Publisher: Patchwork Press | Pages: 228
Genres: Young Adult, Contemporary, Romance
Rating: ★★★☆☆ (2.5)
The publisher kindly sent me a digital copy of this book in exchange for an honest review.
The odds of giving birth to identical quadruplets: 1 in 13 million.
The population of Fairview, a town so small that all anyone talks about is the Fairview Four returning after fourteen years: 7208.
The chance of Reagan blending in with the crowd after a boy in her new town starts to see her for who she really is: zero.
Following in the footsteps—and all too often, the shadows—of her sisters was nothing new to Reagan. But after fifteen years of fading in to the background, she’s finally finding her own way. Amidst all the gossip and assumptions, one person sees Reagan for what she’s always wanted to be. One of a kind.
Finally feeling like she belongs, Reagan wants to enjoy every possibility her new life has to offer, but things aren’t going as smoothly for her sisters. How can Reagan possibly let herself be happy—or maybe even fall in love—when her family is finally turning to her for support?
I really really wanted to like this book, I did.
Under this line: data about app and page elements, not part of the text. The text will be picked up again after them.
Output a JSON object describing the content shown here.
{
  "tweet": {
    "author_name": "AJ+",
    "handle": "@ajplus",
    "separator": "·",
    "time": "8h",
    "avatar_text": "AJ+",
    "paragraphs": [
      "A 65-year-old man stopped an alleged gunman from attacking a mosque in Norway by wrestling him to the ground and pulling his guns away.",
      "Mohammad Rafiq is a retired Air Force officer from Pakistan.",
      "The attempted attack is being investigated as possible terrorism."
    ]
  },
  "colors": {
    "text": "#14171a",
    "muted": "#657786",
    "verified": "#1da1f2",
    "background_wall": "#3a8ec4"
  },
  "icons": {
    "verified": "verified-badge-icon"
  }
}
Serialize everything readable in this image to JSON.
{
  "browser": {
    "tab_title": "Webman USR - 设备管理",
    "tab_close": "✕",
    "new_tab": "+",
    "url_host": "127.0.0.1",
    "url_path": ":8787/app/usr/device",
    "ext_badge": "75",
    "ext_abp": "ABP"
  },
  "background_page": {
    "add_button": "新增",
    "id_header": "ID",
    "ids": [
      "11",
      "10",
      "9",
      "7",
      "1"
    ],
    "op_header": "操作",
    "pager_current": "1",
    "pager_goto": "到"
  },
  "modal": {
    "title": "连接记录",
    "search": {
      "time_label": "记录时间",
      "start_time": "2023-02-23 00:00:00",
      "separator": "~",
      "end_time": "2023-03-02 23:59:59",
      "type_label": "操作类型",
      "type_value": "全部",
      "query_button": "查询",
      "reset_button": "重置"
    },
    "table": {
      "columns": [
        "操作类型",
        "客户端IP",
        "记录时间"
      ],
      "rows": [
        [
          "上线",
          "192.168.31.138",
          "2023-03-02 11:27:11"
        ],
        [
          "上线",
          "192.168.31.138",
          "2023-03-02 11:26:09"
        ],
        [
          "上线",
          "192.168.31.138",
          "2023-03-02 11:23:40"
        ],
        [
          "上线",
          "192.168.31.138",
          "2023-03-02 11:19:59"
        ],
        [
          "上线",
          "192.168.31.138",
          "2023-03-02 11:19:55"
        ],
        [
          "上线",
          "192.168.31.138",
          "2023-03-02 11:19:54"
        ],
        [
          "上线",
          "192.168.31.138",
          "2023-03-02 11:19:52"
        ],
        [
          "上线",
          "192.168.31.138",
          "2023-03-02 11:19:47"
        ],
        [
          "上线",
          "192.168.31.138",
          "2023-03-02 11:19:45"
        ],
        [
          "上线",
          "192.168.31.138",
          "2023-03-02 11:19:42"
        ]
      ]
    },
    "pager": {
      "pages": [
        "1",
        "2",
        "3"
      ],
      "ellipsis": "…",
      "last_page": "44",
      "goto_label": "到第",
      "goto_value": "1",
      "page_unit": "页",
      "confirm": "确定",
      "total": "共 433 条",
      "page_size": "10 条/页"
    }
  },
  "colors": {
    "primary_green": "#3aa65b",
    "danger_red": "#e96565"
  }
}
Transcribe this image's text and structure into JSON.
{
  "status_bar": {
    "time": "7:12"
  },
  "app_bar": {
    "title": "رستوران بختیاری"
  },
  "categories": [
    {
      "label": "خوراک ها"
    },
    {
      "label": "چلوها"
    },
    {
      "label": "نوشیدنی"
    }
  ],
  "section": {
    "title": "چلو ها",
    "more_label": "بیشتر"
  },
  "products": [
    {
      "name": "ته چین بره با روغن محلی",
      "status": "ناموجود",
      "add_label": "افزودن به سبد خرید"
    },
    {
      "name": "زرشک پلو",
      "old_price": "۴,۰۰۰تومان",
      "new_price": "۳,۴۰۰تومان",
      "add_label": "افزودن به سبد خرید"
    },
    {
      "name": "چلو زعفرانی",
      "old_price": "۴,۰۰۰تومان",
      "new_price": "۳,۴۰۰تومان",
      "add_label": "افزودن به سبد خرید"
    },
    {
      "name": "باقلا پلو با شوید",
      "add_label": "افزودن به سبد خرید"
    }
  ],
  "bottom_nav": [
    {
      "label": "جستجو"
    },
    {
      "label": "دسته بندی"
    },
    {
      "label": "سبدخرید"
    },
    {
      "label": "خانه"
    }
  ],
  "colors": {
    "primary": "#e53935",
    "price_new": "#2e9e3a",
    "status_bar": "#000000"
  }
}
The premise of the book was really intriguing to me but it just fell flat for me.
First, let me talk about the things I did enjoy. I really did enjoy the main character Reagan. I liked her babble, her self professed ‘nerdiness’, love of games and her obsession with books (I mean, come on, who wouldn’t want to organize their bookshelf instead of doing ‘regular life’). Kellie Sheridan did a wonderful job at creating quadruplets who embodied regular siblings who bicker and argue but also have a special bond with one another that I imagine most twins, triplets, quadruplets etc., have with one another.
Now for the things that I felt hindered the books enjoyment (for me). First, I’m not a fan of insta-love. I’m all about cheesy romantic stories in young adult contemporary novels, but in this novel it was just a little ridiculous in my opinion. Without spoiling it too much, Reagan hasn’t even seen the main boy character’s face before she has clearly ‘fallen’ for him. To me, that isn’t reality and even if a book is supposed to grip onto fantasy, it just wasn’t right to me. In general, these types of plots need to have a slow progression that advances throughout the story and I felt like it was desperate from the beginning and never really got anywhere in the end (but hopefully that is where the rest of the series will improve upon). Second, the plot just wasn’t enough for me. I needed something more, and what that is, I’m not really sure. I was desperately needing something to draw my attention, to whisk me away and I just was never met with it.
I’m really hoping that this book improves upon itself throughout the rest of the series. While I am seemingly disappointed with this book, it doesn’t mean I wouldn’t recommend it. I think that this book may be better suited for those in the middle aged group (9-12) rather than those interested in the young adult genre. I think the age of the characters (14-15) may have contributed to their lack of understanding and experience which to a 20-something year old was rather boring. I sincerely wish the best for this book upon its release tomorrow (January 4th, 2017) and I’d be curious to know what anyone’s thoughts are once they have read it themselves!
I’m rating this book a 2.5, because although it was not my favourite book, I do think that it is a book that a younger audience would enjoy.
Rating: ★★★☆☆ (2.5)
About the Author:
Kellie has been in love with stories in all of their forms for as long as she can remember. Admittedly, sometimes that means falling into places like Stars Hollow and Sunnydale, but books have always been her true love.
Kellie spent part of her twenties living in Galway, Ireland and swooning after various lilting accents but is now back home in Ontario, Canada.